By Simon on 25/03/2016

Hello Pat,

Sorry to hear about your Sorbus Joseph Rock. You will need to avoid replanting with other plants from the Rosaceae family in the same spot. You could try replacing with something like Amelanchier Robin Hill in the 70L pot size. If you are able to visit the nursery we can show you what we have available.

By Mark on 02/07/2016

Hi
We bought a white beam about 3-4 years ago it is doing very well and looks healthy it’s about 10-12 foot high but it does not have flowers or berrys please could you advise us why we don’t get flowers.or berrys.

Kind regards
Mark

By Simon on 06/07/2016

Hello Mark,

I wonder if you have pruned it at all? Pruning can leave the tree with no flower buds. It will do best in a sunny site, so any shading might also hold it back. You could also try feeding it some high potassium fertiliser in spring to encourage the flowering. Hope you see some flowers next year!

By Matthew on 09/07/2016

I have a white beam that was planted 5-10 years ago, and is 20+ feet tall.  It was covered in flowers for the first time this year.  But the leaves were less silver than usual.  All the sudden it has seemed to die.  It hasn’t needed supplemental water in years, and there has been no changes in the area.  Any ideas about what happened?

By Simon on 13/07/2016

Hello Matthew,

Sorry to hear about your whitebeam. I wonder if there has been any damage to the trunk? Damage to the trunk can cut off the water and nutrient supply. Sorbus can also succumb to canker - again, you would see some evidence of this on the bark. If you are replanting in the same spot, remember to avoid another tree in the Rosaceae family or they could fail due to replant disease.

By Rosie Jarvis on 25/09/2016

I would like to plant a whitebeam in my front garden near my house. I notice some are more upright than others and less spreading. Is there one you would recommend that would be Ok to plant near a house, and how far do the roots grow??

By Simon on 27/09/2016

Hello Rosie,

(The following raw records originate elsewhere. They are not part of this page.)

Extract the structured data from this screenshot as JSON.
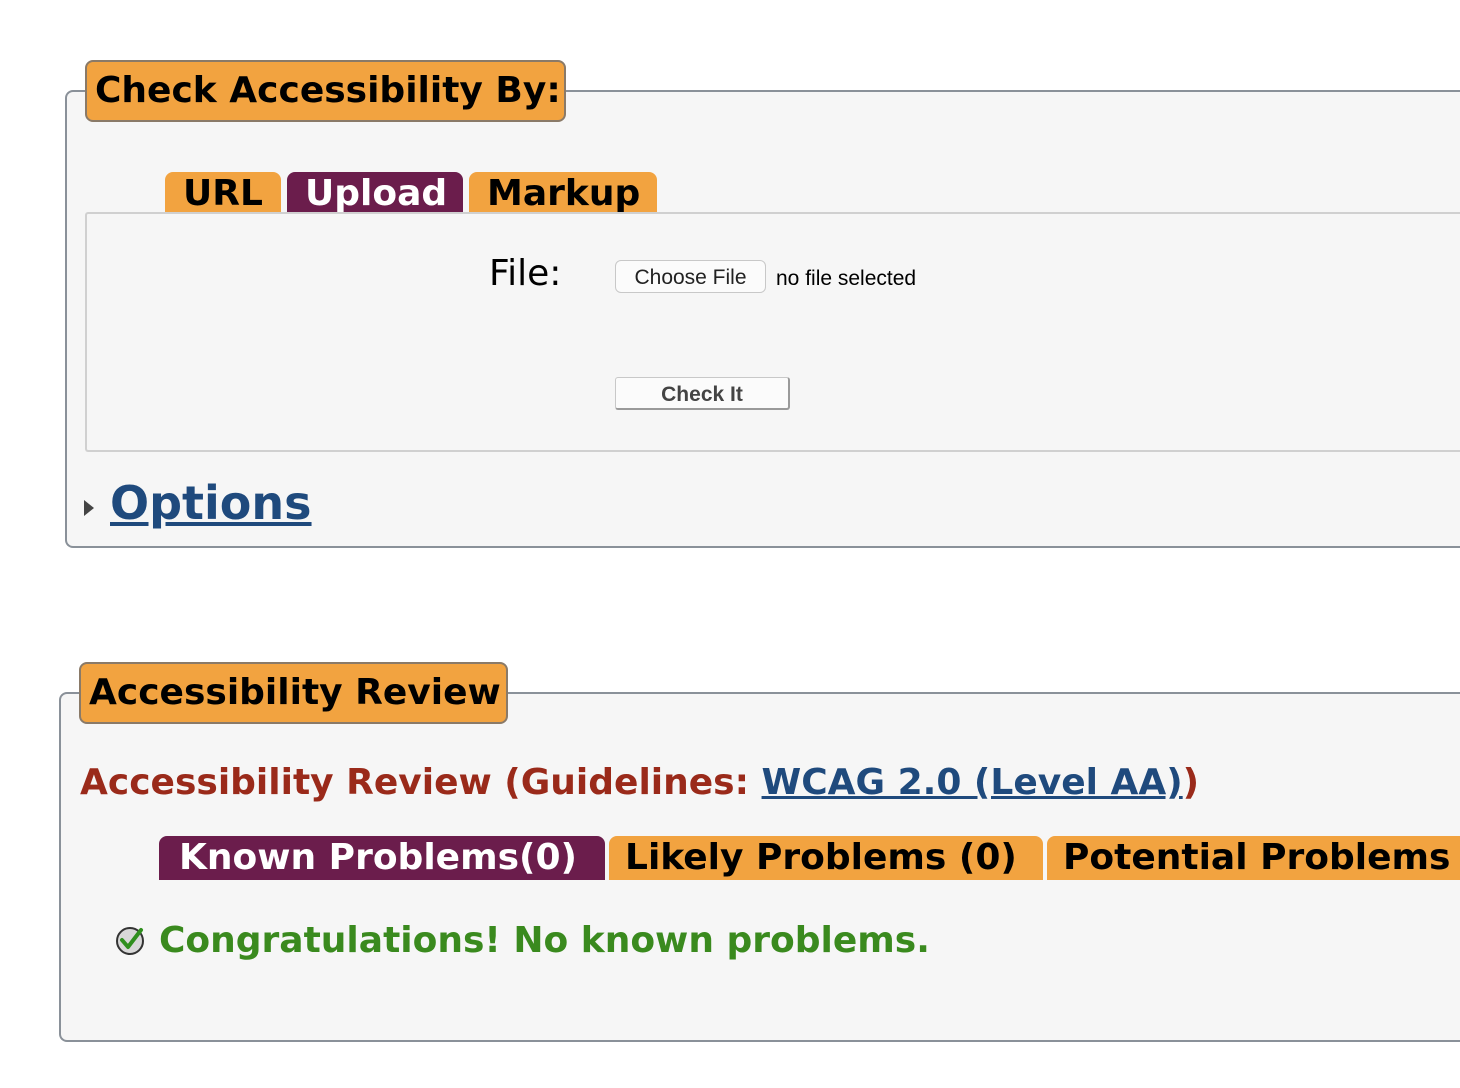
{
  "check_section": {
    "legend": "Check Accessibility By:",
    "tabs": [
      {
        "label": "URL",
        "active": false
      },
      {
        "label": "Upload",
        "active": true
      },
      {
        "label": "Markup",
        "active": false
      }
    ],
    "file_label": "File:",
    "choose_file_label": "Choose File",
    "no_file_text": "no file selected",
    "check_button_label": "Check It",
    "options_label": "Options"
  },
  "review_section": {
    "legend": "Accessibility Review",
    "heading_prefix": "Accessibility Review (Guidelines: ",
    "guideline_link": "WCAG 2.0 (Level AA)",
    "heading_suffix": ")",
    "tabs": [
      {
        "label": "Known Problems(0)",
        "active": true
      },
      {
        "label": "Likely Problems (0)",
        "active": false
      },
      {
        "label": "Potential Problems",
        "active": false
      }
    ],
    "success_message": "Congratulations! No known problems."
  },
  "colors": {
    "tab_orange": "#f2a340",
    "tab_purple": "#6b1d4c",
    "heading_red": "#9a2a1a",
    "link_blue": "#1f4a7d",
    "success_green": "#3a8a1e"
  }
}
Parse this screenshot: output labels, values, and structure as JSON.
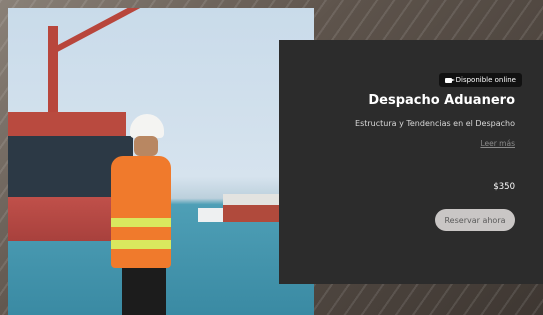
{
  "card": {
    "badge": "Disponible online",
    "badge_icon": "video-camera-icon",
    "title": "Despacho Aduanero",
    "subtitle": "Estructura y Tendencias en el Despacho",
    "read_more": "Leer más",
    "price": "$350",
    "reserve_label": "Reservar ahora"
  },
  "colors": {
    "card_bg": "#2c2c2c",
    "button_bg": "#c9c6c5",
    "vest": "#f07a2c"
  }
}
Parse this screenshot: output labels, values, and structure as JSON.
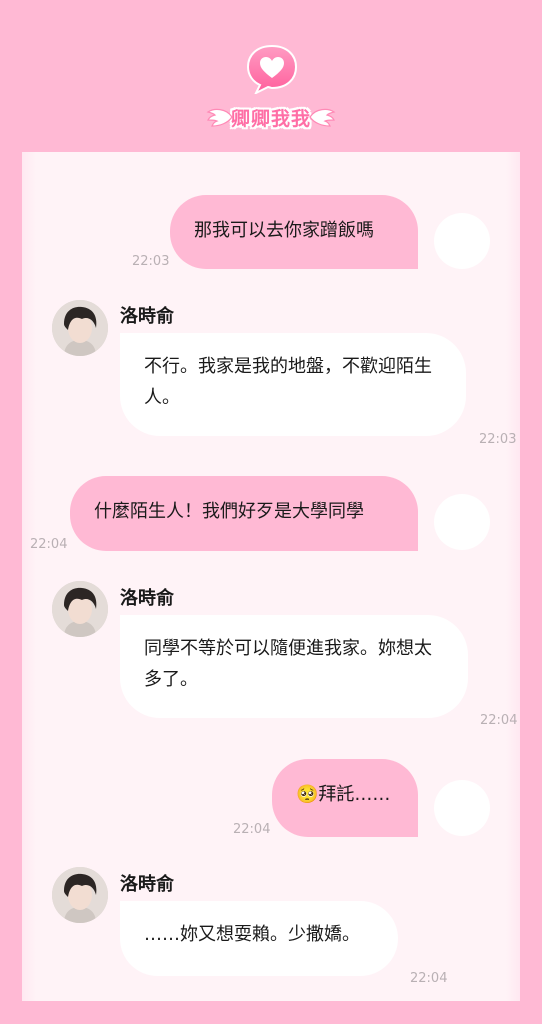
{
  "app": {
    "logo_text": "卿卿我我"
  },
  "colors": {
    "background": "#ffb9d4",
    "my_bubble": "#ffb9d4",
    "their_bubble": "#ffffff",
    "logo_pink": "#ff6fa6"
  },
  "messages": [
    {
      "side": "me",
      "text": "那我可以去你家蹭飯嗎",
      "time": "22:03"
    },
    {
      "side": "them",
      "sender": "洛時俞",
      "text": "不行。我家是我的地盤，不歡迎陌生人。",
      "time": "22:03"
    },
    {
      "side": "me",
      "text": "什麼陌生人！我們好歹是大學同學",
      "time": "22:04"
    },
    {
      "side": "them",
      "sender": "洛時俞",
      "text": "同學不等於可以隨便進我家。妳想太多了。",
      "time": "22:04"
    },
    {
      "side": "me",
      "text": "🥺拜託……",
      "time": "22:04"
    },
    {
      "side": "them",
      "sender": "洛時俞",
      "text": "……妳又想耍賴。少撒嬌。",
      "time": "22:04"
    }
  ]
}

Sorbus aria Lutescens has a slightly conical shaped crown and only grows to 40ft, which is smaller than the species and S. aria Majestica. If you wanted an even smaller tree, Sorbus aria Intermedia, the Swedish whitebeam, only grows to about 33ft. There are many factors involved in the interaction between trees and buildings, including soil, climate, foundations etc, so it is impossible to advise on how close you could plant to your house. However, as a rule of thumb, tree roots spread about as far as the crown is tall, so about half the height either side. Shrinkable clay soils are where problems usually occur, most often with invasive, water demanding trees.

By Christopher Lucas on 26/04/2017

The sorbus aria lutescens we have is approx 20 years old. We’ve never pruned it but it is starting to become a bit leggy. Would you advise pruning? If so have you any particular tips on doing so to help improve the shape and density of the tree?

By Simon on 05/05/2017

Hello Christopher,

In general, Sorbus aria Lutescens doesn’t require much in the way of pruning as it tends to form a nicely shaped canopy. Since yours has become leggy, though, you could shorten some of the branches to tidy it up. Do this in winter, though, rather than now, unless there is any dead wood, which you can safely take out in summer.

Reviews, Comments and Questions

Your data will be used to display your comment, get in touch if you'd like to edit/remove it. You can find out more details in our Privacy Policy.